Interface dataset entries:
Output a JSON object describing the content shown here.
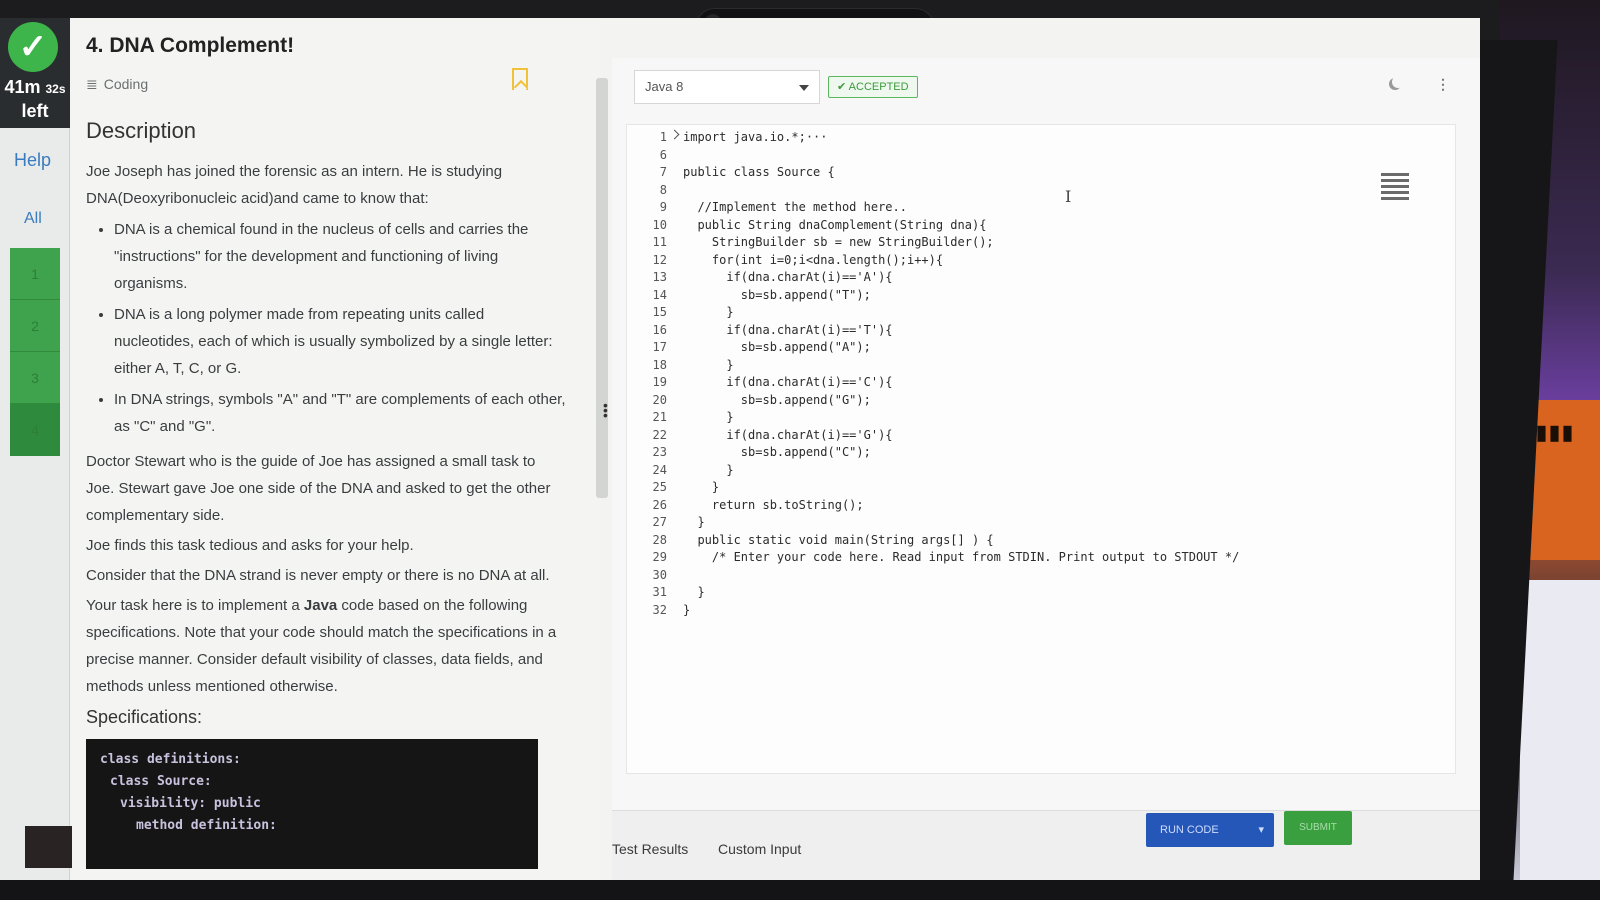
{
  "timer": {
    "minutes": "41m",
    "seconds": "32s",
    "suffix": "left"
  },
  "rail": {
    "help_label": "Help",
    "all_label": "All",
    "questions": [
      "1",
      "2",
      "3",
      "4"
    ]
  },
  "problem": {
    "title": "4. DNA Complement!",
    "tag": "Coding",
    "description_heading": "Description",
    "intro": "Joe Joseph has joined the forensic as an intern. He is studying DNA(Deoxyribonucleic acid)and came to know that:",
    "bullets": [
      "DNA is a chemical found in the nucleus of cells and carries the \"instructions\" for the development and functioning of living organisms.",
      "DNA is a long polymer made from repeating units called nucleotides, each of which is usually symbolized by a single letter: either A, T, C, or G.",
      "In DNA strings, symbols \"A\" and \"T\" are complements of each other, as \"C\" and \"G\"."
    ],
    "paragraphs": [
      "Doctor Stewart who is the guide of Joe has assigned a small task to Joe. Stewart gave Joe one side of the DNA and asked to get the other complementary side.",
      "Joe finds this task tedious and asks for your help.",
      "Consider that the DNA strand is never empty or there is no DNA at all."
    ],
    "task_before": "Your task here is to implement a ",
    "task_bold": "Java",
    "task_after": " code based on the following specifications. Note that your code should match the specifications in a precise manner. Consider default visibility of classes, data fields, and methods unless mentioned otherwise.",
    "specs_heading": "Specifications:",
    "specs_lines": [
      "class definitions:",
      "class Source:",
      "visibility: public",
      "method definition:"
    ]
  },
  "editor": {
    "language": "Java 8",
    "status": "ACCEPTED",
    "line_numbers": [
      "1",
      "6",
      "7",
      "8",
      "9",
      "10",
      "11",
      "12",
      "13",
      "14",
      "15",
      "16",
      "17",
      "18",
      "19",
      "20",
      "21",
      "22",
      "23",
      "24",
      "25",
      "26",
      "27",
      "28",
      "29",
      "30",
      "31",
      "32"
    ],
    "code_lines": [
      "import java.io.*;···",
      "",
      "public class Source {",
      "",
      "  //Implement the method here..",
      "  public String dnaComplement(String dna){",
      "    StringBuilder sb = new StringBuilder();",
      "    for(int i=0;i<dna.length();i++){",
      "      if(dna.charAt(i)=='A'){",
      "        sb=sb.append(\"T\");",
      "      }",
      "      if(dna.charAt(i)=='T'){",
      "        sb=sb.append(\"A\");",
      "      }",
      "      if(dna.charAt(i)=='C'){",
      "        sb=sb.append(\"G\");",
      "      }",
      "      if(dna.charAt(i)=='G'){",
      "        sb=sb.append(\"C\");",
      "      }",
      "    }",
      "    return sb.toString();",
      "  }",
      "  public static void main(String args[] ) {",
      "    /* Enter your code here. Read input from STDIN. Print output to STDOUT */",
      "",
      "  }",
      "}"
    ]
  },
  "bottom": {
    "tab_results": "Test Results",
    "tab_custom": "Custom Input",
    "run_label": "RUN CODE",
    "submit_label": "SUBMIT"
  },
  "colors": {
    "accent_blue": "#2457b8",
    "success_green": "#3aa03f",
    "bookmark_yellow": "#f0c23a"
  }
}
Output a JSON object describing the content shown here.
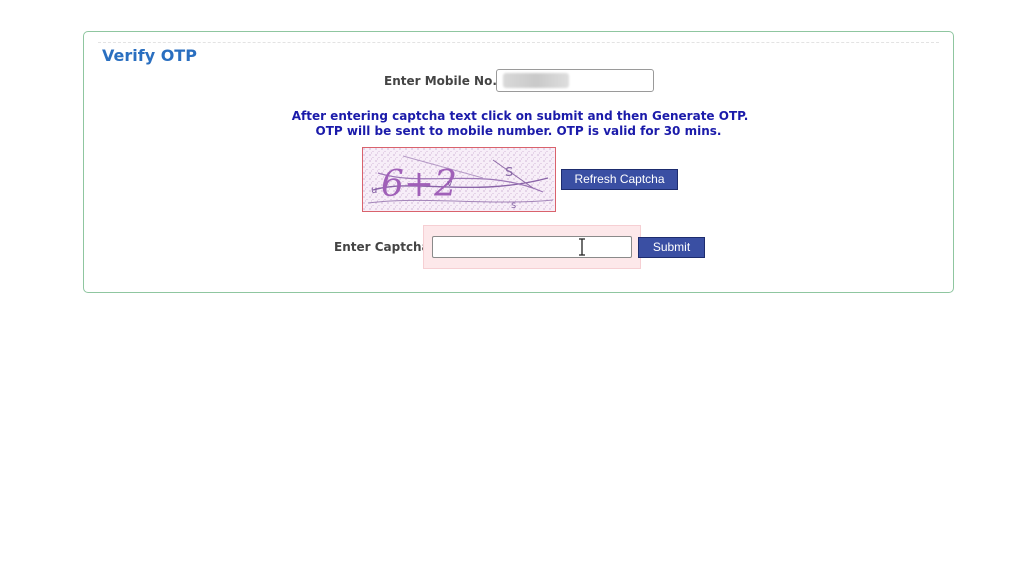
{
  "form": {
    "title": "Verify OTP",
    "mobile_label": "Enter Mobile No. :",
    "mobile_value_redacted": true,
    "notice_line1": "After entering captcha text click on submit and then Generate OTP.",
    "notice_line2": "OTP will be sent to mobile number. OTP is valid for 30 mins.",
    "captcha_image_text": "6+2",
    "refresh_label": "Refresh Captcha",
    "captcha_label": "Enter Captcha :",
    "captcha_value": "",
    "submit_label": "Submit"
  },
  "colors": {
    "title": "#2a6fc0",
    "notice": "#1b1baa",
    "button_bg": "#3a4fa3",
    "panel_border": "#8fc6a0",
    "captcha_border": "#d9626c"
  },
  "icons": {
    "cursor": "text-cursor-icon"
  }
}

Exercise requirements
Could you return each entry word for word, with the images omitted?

Response to the exercise
Output a JSON object describing the content shown here.
{
  "timer": {
    "minutes": "41m",
    "seconds": "32s",
    "suffix": "left"
  },
  "rail": {
    "help_label": "Help",
    "all_label": "All",
    "questions": [
      "1",
      "2",
      "3",
      "4"
    ]
  },
  "problem": {
    "title": "4. DNA Complement!",
    "tag": "Coding",
    "description_heading": "Description",
    "intro": "Joe Joseph has joined the forensic as an intern. He is studying DNA(Deoxyribonucleic acid)and came to know that:",
    "bullets": [
      "DNA is a chemical found in the nucleus of cells and carries the \"instructions\" for the development and functioning of living organisms.",
      "DNA is a long polymer made from repeating units called nucleotides, each of which is usually symbolized by a single letter: either A, T, C, or G.",
      "In DNA strings, symbols \"A\" and \"T\" are complements of each other, as \"C\" and \"G\"."
    ],
    "paragraphs": [
      "Doctor Stewart who is the guide of Joe has assigned a small task to Joe. Stewart gave Joe one side of the DNA and asked to get the other complementary side.",
      "Joe finds this task tedious and asks for your help.",
      "Consider that the DNA strand is never empty or there is no DNA at all."
    ],
    "task_before": "Your task here is to implement a ",
    "task_bold": "Java",
    "task_after": " code based on the following specifications. Note that your code should match the specifications in a precise manner. Consider default visibility of classes, data fields, and methods unless mentioned otherwise.",
    "specs_heading": "Specifications:",
    "specs_lines": [
      "class definitions:",
      "class Source:",
      "visibility: public",
      "method definition:"
    ]
  },
  "editor": {
    "language": "Java 8",
    "status": "ACCEPTED",
    "line_numbers": [
      "1",
      "6",
      "7",
      "8",
      "9",
      "10",
      "11",
      "12",
      "13",
      "14",
      "15",
      "16",
      "17",
      "18",
      "19",
      "20",
      "21",
      "22",
      "23",
      "24",
      "25",
      "26",
      "27",
      "28",
      "29",
      "30",
      "31",
      "32"
    ],
    "code_lines": [
      "import java.io.*;···",
      "",
      "public class Source {",
      "",
      "  //Implement the method here..",
      "  public String dnaComplement(String dna){",
      "    StringBuilder sb = new StringBuilder();",
      "    for(int i=0;i<dna.length();i++){",
      "      if(dna.charAt(i)=='A'){",
      "        sb=sb.append(\"T\");",
      "      }",
      "      if(dna.charAt(i)=='T'){",
      "        sb=sb.append(\"A\");",
      "      }",
      "      if(dna.charAt(i)=='C'){",
      "        sb=sb.append(\"G\");",
      "      }",
      "      if(dna.charAt(i)=='G'){",
      "        sb=sb.append(\"C\");",
      "      }",
      "    }",
      "    return sb.toString();",
      "  }",
      "  public static void main(String args[] ) {",
      "    /* Enter your code here. Read input from STDIN. Print output to STDOUT */",
      "",
      "  }",
      "}"
    ]
  },
  "bottom": {
    "tab_results": "Test Results",
    "tab_custom": "Custom Input",
    "run_label": "RUN CODE",
    "submit_label": "SUBMIT"
  },
  "colors": {
    "accent_blue": "#2457b8",
    "success_green": "#3aa03f",
    "bookmark_yellow": "#f0c23a"
  }
}
Output a JSON object describing the content shown here.
{
  "form": {
    "title": "Verify OTP",
    "mobile_label": "Enter Mobile No. :",
    "mobile_value_redacted": true,
    "notice_line1": "After entering captcha text click on submit and then Generate OTP.",
    "notice_line2": "OTP will be sent to mobile number. OTP is valid for 30 mins.",
    "captcha_image_text": "6+2",
    "refresh_label": "Refresh Captcha",
    "captcha_label": "Enter Captcha :",
    "captcha_value": "",
    "submit_label": "Submit"
  },
  "colors": {
    "title": "#2a6fc0",
    "notice": "#1b1baa",
    "button_bg": "#3a4fa3",
    "panel_border": "#8fc6a0",
    "captcha_border": "#d9626c"
  },
  "icons": {
    "cursor": "text-cursor-icon"
  }
}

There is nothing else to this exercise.